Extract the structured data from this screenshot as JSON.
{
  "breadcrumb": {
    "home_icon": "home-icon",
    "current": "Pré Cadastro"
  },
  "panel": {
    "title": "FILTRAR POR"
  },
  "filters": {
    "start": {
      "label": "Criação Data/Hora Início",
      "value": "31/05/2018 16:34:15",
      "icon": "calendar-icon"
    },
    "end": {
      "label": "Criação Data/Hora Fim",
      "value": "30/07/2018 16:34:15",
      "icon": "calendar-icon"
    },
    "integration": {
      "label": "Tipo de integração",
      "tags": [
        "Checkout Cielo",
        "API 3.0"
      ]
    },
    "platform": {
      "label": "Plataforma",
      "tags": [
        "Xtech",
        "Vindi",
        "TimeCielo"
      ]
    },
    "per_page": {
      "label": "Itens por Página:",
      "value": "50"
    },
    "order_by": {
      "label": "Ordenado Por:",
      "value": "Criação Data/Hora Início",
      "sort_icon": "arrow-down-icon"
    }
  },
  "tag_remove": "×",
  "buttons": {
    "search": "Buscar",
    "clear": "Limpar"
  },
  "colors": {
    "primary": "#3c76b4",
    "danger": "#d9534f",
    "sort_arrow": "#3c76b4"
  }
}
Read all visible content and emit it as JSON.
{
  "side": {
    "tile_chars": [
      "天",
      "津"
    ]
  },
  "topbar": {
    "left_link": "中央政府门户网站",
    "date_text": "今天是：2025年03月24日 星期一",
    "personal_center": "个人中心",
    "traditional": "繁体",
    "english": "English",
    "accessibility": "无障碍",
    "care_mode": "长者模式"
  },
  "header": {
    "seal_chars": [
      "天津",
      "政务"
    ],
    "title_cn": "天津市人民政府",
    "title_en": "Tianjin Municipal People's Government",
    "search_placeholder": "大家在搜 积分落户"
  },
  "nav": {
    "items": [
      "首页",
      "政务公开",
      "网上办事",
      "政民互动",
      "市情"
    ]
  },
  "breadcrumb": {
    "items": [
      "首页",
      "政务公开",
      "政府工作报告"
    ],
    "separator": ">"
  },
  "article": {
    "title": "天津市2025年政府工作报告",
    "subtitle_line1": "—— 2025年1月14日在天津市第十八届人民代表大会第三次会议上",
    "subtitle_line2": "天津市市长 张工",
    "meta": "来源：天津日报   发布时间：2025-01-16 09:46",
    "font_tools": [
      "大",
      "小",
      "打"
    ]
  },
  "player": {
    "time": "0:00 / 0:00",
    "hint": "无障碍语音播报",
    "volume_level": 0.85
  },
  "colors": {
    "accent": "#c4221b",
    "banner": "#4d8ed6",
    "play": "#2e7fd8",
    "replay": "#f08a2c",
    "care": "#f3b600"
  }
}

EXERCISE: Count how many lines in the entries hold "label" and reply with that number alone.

OUTPUT OF THE EXERCISE: 6